Several countries have introduced CRC screening guidelines based on family history. These often refer to the same evidence and provide very similar screening recommendations. For example, a brief comparison of the NHMRC criteria applied in our study with those used in guidelines published in the United Kingdom (35) and the United States (36, 37) shows a strong concordance in terms of familial-risk categorization, test frequency, and recommended screening modality. To date, no country has introduced a national screening program targeting persons at increased risk of CRC; the results presented in this study are, therefore, likely to reflect trends in other countries. A recent Italian study has reported that only 8% of first-degree relatives of patients with CRC reported having undergone colonoscopy screening despite having been exposed to an extensive health promotion campaign as part of a regional CRC screening program for persons at increased risk (38). This suggest that, rather than using generic campaigns designed for the whole population, alternative, targeted methods such as educating health care providers about the specific cancer risk incurred by relatives of CRC patients are needed to increase screening.
A number of predictors of CRC screening for relatives of CRC patients have been reported previously (12–14, 17). Our analysis found that older age was the strongest predictor of both having ever had a CRC screening test and of having a risk category specific and timely screening procedure. However, once persons reached age 50, screening decreased with age—despite their risk of CRC increasing with age.
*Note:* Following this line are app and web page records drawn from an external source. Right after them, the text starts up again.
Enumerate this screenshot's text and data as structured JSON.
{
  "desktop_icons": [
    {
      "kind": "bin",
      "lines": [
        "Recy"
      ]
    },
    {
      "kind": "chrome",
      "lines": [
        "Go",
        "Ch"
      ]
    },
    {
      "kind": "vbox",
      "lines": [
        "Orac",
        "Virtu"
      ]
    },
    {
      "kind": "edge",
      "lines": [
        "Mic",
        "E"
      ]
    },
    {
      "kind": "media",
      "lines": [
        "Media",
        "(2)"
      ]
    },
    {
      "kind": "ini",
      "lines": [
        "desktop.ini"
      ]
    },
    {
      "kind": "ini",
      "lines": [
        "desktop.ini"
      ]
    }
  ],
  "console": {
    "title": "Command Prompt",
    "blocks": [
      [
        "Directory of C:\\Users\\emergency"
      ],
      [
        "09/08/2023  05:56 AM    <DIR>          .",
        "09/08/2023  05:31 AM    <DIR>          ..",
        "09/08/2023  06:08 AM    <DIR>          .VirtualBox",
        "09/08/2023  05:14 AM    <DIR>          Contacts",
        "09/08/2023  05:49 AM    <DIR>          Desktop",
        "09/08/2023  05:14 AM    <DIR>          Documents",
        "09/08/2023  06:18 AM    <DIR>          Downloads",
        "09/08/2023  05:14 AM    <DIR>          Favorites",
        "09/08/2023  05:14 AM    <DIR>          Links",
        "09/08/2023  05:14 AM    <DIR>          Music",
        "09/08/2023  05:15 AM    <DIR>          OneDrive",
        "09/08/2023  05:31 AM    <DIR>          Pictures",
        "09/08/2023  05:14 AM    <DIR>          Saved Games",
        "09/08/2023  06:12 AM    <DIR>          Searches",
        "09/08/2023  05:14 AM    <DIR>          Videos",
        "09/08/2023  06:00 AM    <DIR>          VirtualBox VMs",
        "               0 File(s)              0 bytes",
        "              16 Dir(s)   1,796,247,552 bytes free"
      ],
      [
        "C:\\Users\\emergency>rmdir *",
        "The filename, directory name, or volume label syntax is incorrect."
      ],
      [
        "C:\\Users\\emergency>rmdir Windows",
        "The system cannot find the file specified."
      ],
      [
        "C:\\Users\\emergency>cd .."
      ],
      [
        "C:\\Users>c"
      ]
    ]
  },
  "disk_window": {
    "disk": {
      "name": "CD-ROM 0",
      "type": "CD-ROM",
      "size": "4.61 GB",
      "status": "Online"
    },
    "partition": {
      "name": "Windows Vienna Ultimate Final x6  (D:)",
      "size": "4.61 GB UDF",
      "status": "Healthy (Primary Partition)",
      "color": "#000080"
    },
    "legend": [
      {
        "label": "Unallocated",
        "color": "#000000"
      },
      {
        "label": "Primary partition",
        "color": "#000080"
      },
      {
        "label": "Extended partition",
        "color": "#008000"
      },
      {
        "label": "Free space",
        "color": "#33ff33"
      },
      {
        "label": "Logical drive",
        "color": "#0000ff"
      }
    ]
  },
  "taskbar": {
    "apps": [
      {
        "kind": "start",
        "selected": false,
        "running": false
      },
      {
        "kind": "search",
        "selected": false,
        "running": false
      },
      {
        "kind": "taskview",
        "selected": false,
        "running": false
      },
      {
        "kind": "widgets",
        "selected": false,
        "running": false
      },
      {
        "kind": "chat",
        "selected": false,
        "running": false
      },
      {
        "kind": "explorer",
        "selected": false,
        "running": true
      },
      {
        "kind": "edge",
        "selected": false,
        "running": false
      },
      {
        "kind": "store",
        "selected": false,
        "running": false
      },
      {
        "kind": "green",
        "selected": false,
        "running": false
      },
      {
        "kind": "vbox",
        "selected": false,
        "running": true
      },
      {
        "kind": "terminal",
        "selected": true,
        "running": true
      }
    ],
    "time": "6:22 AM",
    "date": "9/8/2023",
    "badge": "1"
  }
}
Participants who were university educated had a higher level of appropriate screening, suggesting that patient-related factors and an understanding of risk and its implications may contribute to screening uptake.
In summary, this study reports the most accurate estimates of CRC screening participation by persons at moderately increased risk of CRC, and the first estimates for those at potentially high risk of CRC. It also provides the first detailed assessment of existing CRC screening recommendations for these familial risk populations, against the actual practices in the community. The results clearly suggest that screening practice does not meet the level recommended by current guidelines and, overall, expose a significant shortfall in terms of CRC prevention for those at highest risk of developing CRC. We hypothesize that the very low levels of appropriate screening observed result from the absence of an organized approach to CRC screening for increased risk categories in the population. In 2006, Australia was one of the first countries in the world to implement an organized, population-based CRC screening program for average risk persons. Since then, increasing resources and efforts have been dedicated to the fight again CRC (39, 40). Our results suggests that screening strategies to reduce the risk of CRC focused on those with a family history of the disease might be a fruitful avenue to reduce the burden of CRC for those most at risk.
Disclosure of Potential Conflicts of Interest
The study was conducted independently of funding agencies.
This study was supported by the NIH (National Cancer Institute grants RFA CA-95-011, UO1 CA097735). D. Ait Ouakrim is supported by a Commonwealth Scientific and Industrial Research Organisation PhD scholarship (CSIRO, Preventative Health Flagship).
The costs of publication of this article were defrayed in part by the payment of page charges. This article must therefore be hereby marked advertisement in accordance with 18 U.S.C. Section 1734 solely to indicate this fact.
The authors thank Kelly Aujard for her assistance with variable design and ascertainment.
- Received May 7, 2011.
- Revision received August 1, 2011.
- Accepted October 12, 2011.
- ©2011 American Association for Cancer Research.